But what future does he offer?
Kampala, Uganda | AGATHER ATUHAIRE | When the People Power leader Robert Kyagulanyi commonly known as Bobi Wine named his coordinating team at his home in Magere Wakiso district on July 24, many were surprised to see prominent faces of people who are staunch members of other parties. The pressure group named at least 24 current MPs in its ranks.
People Power is not a registered political party and the rush by party stalwarts; including from the ruling National Resistance Movement (NRM), to be listed among its leadership has caused many questions. Why would an MP from a well-established party or base in case of independent MPs, rush to join an undefined entity? What is the secret behind the Bobi Wine phenomenon?
Watching them, renowned political analyst Frederick Golooba-Mutebi, arrived at an interesting conclusion. Instead of concentrating on the present he focused on the future. According to him, there are myriad forces pushing these politicians to defect to People Power formally. But there is a likely dilemma that might complicate matters for those concerned and for their parties because People Power might not offer them an institutional home after the elections.
“That might force them to abandon Bobi Wine and return to their parties,” he told The Independent.
According to some analysts, by piling a multi-coloured group of political leaders into an amorphous vehicle and promising to drive them to political success, Bobi Wine is using the same formula as his political mentor; Kizza Besigye.
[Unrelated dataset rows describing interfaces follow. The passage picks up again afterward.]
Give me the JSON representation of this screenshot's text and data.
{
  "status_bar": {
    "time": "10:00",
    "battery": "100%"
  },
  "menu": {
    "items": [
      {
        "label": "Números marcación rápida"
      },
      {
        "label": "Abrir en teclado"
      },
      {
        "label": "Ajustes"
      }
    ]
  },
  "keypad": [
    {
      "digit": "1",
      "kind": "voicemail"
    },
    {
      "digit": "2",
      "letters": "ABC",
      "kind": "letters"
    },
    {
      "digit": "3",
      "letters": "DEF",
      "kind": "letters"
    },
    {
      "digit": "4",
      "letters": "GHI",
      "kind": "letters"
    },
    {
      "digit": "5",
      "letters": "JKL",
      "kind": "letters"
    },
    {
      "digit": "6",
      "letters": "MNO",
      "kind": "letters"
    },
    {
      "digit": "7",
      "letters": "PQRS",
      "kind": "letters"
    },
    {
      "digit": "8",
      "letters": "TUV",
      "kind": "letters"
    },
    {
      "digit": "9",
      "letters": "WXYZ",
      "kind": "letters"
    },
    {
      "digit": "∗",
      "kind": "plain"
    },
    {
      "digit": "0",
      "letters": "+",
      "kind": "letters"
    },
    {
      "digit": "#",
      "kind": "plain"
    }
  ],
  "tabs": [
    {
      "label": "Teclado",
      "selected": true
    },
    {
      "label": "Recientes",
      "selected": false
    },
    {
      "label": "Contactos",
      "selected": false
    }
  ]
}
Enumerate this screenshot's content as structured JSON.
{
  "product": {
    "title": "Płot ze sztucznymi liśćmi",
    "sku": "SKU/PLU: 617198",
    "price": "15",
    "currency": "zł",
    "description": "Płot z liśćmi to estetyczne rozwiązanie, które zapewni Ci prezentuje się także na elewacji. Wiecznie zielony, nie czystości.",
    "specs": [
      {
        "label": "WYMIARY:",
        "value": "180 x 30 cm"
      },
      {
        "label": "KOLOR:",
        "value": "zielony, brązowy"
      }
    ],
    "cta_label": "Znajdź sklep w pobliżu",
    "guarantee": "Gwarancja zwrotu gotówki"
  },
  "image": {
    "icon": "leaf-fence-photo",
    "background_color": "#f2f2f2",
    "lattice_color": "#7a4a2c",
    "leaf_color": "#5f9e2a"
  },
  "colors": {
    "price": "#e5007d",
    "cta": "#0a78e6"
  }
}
“He doesn’t believe in structured politics,” one analyst said, “He knows his followers don’t subscribe to a particular political philosophy. All they want is change, good or bad, directed or not.”
This group believes voters still follow individual leaders not parties. And like Besigye, Bobi Wine wants to create his own following in parliament regardless of their background and political affiliations.
A Bobi Wine supporter told The Independent that “parties are so limiting and some party leaderships are so rigid and gullible that even when it’s obvious that things won’t work, they insist on them.
Questions about Bobi Wine
But questions about whether Bobi Wine can get the endorsement to become the joint single opposition presidential candidate in 2021 persist. And what are MPs who belong to other parties expected to do when Bobi Wine runs for President in 2021 as he has already said he will, especially if their parties have candidates running?
Some analysts spot a negative tendency in the People Power phenomenon, saying it will eventually create confusion and further division within the opposition. According to this view; the politicians jumping on the Bobi Wine wagon are using Bobi Wine as their donkey; riding on his popularity to win the next election but ultimately jumping off as soon as they reach their destinations.
“These MPs are also stuck,” one analyst explained, “They can’t wish Bobi away. They have to stand with him in order to be elected or re- elected. No MP who wishes to return to parliament will stand with Mao for example.”
Some observers say these people are not with Bobi Wine because they want him to be President but because they seek to take advantage of his limelight to achieve their individual goals.
Bobi Wine’s mentor Kizza Besigye was the first to make similar comments a year ago. He said as Bobi Wine plans to run for President, it would be a mistake to rely on the crowds around him.
“The only mistake he can make is to think that he will go into a presidential election and people will elect him to remove Museveni. I know there are people trying to urge him to stand. They tell him you have support here and there, others want to ride on his popularity to become MPs or councilors…” Besigye said in an interview with NBS Television in July last year.
Back then, Bobi Wine’s supporters accused him of attempting to rain on Bobi Wine’s party.
Now, sources say, many of those around Bobi Wine might, in fact, not stick with him up to the end. One analyst predicted that by campaign time in 2020, up to 40% of People Power politicians will have ditched Bobi Wine.
“These people don’t care about who becomes President,” he said, “They care about their own political careers. They will stand with Bobi as long as they believe he will give them political capital to become MPs or councilors or whatever else they aspire to be. Many of them are looking for a way to parliament or to earn a living. Those whose constituencies don’t subscribe to Bobi will eventually fall off.”
Then of course, there is the question of what Bobi Wine would do with the presidency, if he wins it. It is a sign of his chances that this is now being debated seriously. Many people, including People Power diehards, openly discuss Bobi Wine’s inexperience. They say he is an amateur who cannot govern if elected.